Per SEC regulations, the seller of a naked short, even one that has failed to deliver, must eventually deliver the shares to the buyer so the trade can be be closed out. Ideally within 35 days. Stocks that have a high volume of FTDs on a given day will often have a high volume of shares traded about 30 days later, which can sometimes drive up the price a bit . So it is not entirely surprising that AMC began its run of financial press announcements on December 19th, a little more than 30 days after the 4.3 million FTDs on November 14th, in an effort to bump the stock price. That the borrow fee for AMC shares also raised to 40% on 29 November, and climbed to 50% by 22 December is potentially another sign of naked shorting.
But there are many methods that allow traders to never close out a naked short, all of them ethically and legally questionable. And that’s a major issue with naked short selling; it creates “phantom” or “synthetic” shares in a company destroying the value of a stock for legitimate shareholders. It can even propel a company into bankruptcy. The ability to sell an infinite number of shares, even for a short period of time, is designed to manipulate the stock price, usually down.
Investment banks and financial institutions are well aware of this predatory naked shorting and often turn a blind eye since they make a fortune through the trading fees generated by the activity. The SEC routinely fines these firms for amounts that are trivial compared to the revenue earned through sales that end up as uncovered FTDs.
Putting The Squeeze On
In a tweet from last August Aron suggested that he didn’t think synthetic shares were effecting AMC’s share price. He hasn’t commented publicly on the high level of FTDs in the company’s stock but one way to flush away phantom shares is through the proposed reverse stock split. Even if the common share price of AMC were to decline before APE shares and their value converted, as is probable, the combined value of each share of stock after the reverse split will be so high that short sellers will be left exposed. More to the point, they will be forced to go into the market to purchase shares before the split all at once which could have the effect of causing a short squeeze like the one the company experience in June of 2021.
Because a reverse stock split is often utilized to increase the price of a company’s stock above a delisting threshold, it is commonly viewed as a negative financial maneuver. Yet AMC could be employing it more to squelch short selling and reduce the number of outstanding shares in the market. The latter is necessary due to the likelihood AMC will need to issue additional shares in the company to raise capital sometime in 2023. This will serve not only to provide funds for ongoing operations, but more importantly potentially help restructure AMC’s crippling debt load.

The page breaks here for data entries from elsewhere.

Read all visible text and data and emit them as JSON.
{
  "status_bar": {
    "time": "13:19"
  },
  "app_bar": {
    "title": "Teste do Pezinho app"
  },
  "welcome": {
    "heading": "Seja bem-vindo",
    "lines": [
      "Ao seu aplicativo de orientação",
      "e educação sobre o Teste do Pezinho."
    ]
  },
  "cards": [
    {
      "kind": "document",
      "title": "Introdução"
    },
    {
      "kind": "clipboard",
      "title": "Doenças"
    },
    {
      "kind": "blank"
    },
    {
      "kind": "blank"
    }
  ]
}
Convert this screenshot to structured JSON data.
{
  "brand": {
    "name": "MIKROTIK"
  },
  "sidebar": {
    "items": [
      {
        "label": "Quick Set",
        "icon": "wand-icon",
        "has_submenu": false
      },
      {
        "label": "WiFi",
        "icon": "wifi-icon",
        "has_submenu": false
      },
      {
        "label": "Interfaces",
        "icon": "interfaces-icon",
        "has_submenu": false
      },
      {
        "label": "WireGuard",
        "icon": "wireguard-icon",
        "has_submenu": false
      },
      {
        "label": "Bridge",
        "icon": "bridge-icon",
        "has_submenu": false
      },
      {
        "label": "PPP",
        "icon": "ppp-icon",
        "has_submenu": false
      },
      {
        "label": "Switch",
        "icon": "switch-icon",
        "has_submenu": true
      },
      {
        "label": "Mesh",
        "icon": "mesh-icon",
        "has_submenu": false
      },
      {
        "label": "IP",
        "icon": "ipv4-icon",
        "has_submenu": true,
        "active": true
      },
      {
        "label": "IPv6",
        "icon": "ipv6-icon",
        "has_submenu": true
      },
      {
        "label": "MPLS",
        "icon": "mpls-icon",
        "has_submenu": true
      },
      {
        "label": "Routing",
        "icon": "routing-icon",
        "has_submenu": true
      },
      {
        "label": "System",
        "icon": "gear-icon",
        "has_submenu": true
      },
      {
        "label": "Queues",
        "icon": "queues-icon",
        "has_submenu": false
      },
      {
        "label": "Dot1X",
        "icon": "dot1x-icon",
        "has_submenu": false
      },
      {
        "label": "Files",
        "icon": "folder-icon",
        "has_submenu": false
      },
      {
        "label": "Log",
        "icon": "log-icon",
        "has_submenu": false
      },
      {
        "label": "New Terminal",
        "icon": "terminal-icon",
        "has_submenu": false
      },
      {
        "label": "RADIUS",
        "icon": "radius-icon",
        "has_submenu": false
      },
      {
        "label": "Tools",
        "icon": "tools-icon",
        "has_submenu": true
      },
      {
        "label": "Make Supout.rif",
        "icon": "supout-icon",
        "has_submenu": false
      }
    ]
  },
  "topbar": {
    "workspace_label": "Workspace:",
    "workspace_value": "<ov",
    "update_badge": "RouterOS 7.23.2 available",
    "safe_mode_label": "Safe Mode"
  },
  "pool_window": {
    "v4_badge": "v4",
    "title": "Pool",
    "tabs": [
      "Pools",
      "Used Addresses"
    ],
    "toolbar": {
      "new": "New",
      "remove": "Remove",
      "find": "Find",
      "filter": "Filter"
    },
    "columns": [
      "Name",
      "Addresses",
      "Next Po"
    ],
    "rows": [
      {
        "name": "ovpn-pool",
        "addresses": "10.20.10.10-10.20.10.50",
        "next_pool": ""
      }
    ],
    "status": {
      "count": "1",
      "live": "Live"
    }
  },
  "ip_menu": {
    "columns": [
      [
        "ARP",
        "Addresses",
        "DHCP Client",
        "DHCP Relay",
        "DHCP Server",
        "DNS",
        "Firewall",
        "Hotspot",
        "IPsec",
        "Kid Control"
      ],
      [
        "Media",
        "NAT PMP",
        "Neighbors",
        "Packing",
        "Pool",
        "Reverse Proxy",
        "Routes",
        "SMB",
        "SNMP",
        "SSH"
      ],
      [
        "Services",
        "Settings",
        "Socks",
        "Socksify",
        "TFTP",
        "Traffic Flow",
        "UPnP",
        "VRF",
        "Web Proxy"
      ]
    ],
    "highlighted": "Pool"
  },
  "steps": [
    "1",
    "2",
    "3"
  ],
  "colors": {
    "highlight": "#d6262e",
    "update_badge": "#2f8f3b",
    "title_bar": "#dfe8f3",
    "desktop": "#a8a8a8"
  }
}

AMC has USD $5 billion in long-term debt and USD $11.79 in total liabilities. This is against USD $9.21 billion in assets, putting the company upside down to the tune of USD $2.58 billion. This is why you constantly see Aron and senior management at AMC attempting to lower the debt through various transactions. Naturally, increasing revenue to the point of profitability would be the most ideal method of both servicing and reducing the company’s debt. In fact, without a quarter or two of profit AMC could run out of money by the end of 2023 as it stands today.
Aron obviously knows that issuing new shares of common stock could provide enough of a runway for AMC to fully recover from the pandemic. Yet he also understands the dilution this will cause will be painful for shareholders. This is why over the holidays he took to Twitter to point out that he is one of the company’s shareholders, owning 1,097,200 shares and why dilution may be necessary. Aron also confirmed that he would not be selling any of his stock in 2023, nor would he, or nearly 20 of the AMC’s top executives be receiving an increase in their salaries.
Say what you will about Aron, he certainly uses Twitter more effectively than most. Now if we could just get him to teach Elon his secrets.